Sanctification of Christians (2:12–13)
In Phil. 2:12 Paul commended the Philippian church for their obedience, both in his presence and during his absence. This indicates that Paul’s exhortation in Phil. 2:1–4 was not because of present waywardness but in order to prevent future disobedience. The last phrase in Phil. 2:12 has troubled some, as Paul exhorted the church to “work out your own salvation.” Of course, Paul is not teaching works-based salvation here; rather, he is using the term “salvation,” which means “to fulfill or to complete,” in reference to the entire work of the gospel in one’s life. This includes both justification and sanctification.
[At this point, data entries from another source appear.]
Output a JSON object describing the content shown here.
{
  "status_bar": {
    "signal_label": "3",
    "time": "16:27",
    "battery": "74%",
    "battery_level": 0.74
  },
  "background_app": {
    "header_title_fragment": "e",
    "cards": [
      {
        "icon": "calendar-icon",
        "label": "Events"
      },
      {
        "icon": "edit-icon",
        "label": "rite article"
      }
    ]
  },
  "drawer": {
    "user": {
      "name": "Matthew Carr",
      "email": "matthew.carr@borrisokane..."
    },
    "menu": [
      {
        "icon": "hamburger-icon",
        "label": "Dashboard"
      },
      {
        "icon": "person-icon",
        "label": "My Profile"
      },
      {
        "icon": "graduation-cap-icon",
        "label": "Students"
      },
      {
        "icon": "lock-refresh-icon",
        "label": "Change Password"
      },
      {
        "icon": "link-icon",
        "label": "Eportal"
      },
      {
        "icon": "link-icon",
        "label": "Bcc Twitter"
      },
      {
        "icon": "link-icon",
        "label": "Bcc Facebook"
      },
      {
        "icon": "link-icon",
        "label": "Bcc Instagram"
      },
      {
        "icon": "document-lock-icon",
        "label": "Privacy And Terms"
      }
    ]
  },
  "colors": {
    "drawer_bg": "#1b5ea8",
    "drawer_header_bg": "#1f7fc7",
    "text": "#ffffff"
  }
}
The idea here is that Christians are to actively pursue holiness, but as they do, believers must keep in mind, “It is God who works in you both to will and to do for His good pleasure” (Phil. 2:13; cf. Eph. 2:10; Phil. 3:12). Note the concept that God providentially works through the free will of man is called concurrence.
- Do you value the unity that the gospel produces in believers, as well as the fellowship that comes by being a part of the Body of Christ?
- Can someone be a believer and not manifest love, enjoy fellowship, have affection, and display mercy?
- How can we explain Jesus’ being fully God and fully man? How can we explain Jesus’ willingness to redeem mankind at the expense of His own life?
- How does the submission of every intelligent being to Jesus Christ bring glory to God the Father?
- Is the teaching that God works in you both to change your will (or desires) and your ways (or deeds) comforting or troubling to you?